In the enterprise IT world, vendors and integrators are always talking about lowering Total Cost of Ownership (TCO). That’s an important factor to the financial buyer.
But if you’re a software vendor offering OEM solutions, or development tools to IT inside the enterprise, the” O” of TCO doesn’t quite resonate. But you need quantifiable value to show ROI in terms that matter to IT. That’s an alphabet soup of messaging!
IT buyers are more concerned with speed – that’s the real pain point.Their pressure is time to market – whether that market is your IT buyer’s business users inside the enterprise or the market of your vendor’s end product.

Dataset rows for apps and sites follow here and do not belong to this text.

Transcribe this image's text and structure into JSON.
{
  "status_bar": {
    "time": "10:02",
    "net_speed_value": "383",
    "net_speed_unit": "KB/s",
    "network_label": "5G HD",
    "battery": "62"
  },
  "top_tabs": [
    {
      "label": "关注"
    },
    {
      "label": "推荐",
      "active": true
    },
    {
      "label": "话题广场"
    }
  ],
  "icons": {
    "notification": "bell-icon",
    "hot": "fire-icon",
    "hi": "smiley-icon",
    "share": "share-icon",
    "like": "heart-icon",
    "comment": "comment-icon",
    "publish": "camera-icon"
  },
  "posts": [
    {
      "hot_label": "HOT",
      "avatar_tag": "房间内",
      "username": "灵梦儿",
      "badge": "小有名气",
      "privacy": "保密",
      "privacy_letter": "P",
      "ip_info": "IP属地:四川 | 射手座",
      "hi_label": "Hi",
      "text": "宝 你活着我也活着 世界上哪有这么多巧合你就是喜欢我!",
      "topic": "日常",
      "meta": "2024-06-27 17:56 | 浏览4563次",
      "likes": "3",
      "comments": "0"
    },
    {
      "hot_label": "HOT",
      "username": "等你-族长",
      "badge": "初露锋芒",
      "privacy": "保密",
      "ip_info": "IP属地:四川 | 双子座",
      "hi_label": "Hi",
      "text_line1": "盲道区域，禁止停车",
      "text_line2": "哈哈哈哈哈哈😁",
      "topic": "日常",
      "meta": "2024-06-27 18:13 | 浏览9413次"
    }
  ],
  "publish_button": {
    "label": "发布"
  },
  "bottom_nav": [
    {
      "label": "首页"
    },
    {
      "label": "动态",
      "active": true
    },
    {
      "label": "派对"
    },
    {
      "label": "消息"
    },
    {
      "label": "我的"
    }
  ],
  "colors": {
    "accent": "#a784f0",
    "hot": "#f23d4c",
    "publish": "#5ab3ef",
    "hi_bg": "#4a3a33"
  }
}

So, you might want to start with quantifying your value in terms of Total Cost of Development (TCD). Your solution simplifies or automates steps in the cycle, accelerating the time it takes to get your solution into the (virtual) hands of their users or their end buyers – and/or it incorporates capabilities they couldn’t get elsewhere or internally, increasing the value of the solution. Either or both of these benefits require fewer internal IT resources and save time, therefore lowering direct costs. These elements can be pretty easily quantified from “before” (the old way) or “instead” (compared to alternative approaches /competitors) to “after” (with your solution). Rough calculation: It used to take six months with four FTEs; now it takes one month with two people. The difference in salary/benefit, less the price of your offer, is the rough total cost of development using your solution.
But development alone isn’t the full picture. You want to include surrounding elements in the Total Cost of Deployment (TCD) – documentation, training, whatever it takes in the IT realm for your buyers to get to their market) – all of which you’ve also presumably compressed and/or accelerated. Can you calculate these factors into your solution’s value prop?
The last and most important message here in communicating the impact of your solution in faster Time to Market in the TCD message. In addressing TCD, there’s an “X-factor” of the value of speed that further multiplies the value of your solution beyond the direct cost savings. What’s the value of bringing solutions to market in one month instead of six? In some cases, it can be directly quantified (whether by you or your buyer) of having their solution out generating revenue or improving user productivity five months earlier. In others, it will be soft benefits of competitive advantage, user satisfaction, etc.
So with IT buyers, TCD an important quantifier – something all vendors need in building the business case with prospects – but only as it supports TTM to show real ROI.
What do you think: Is lower TCD a compelling message in the IT community? Can you calculate the full TCD value of your solution?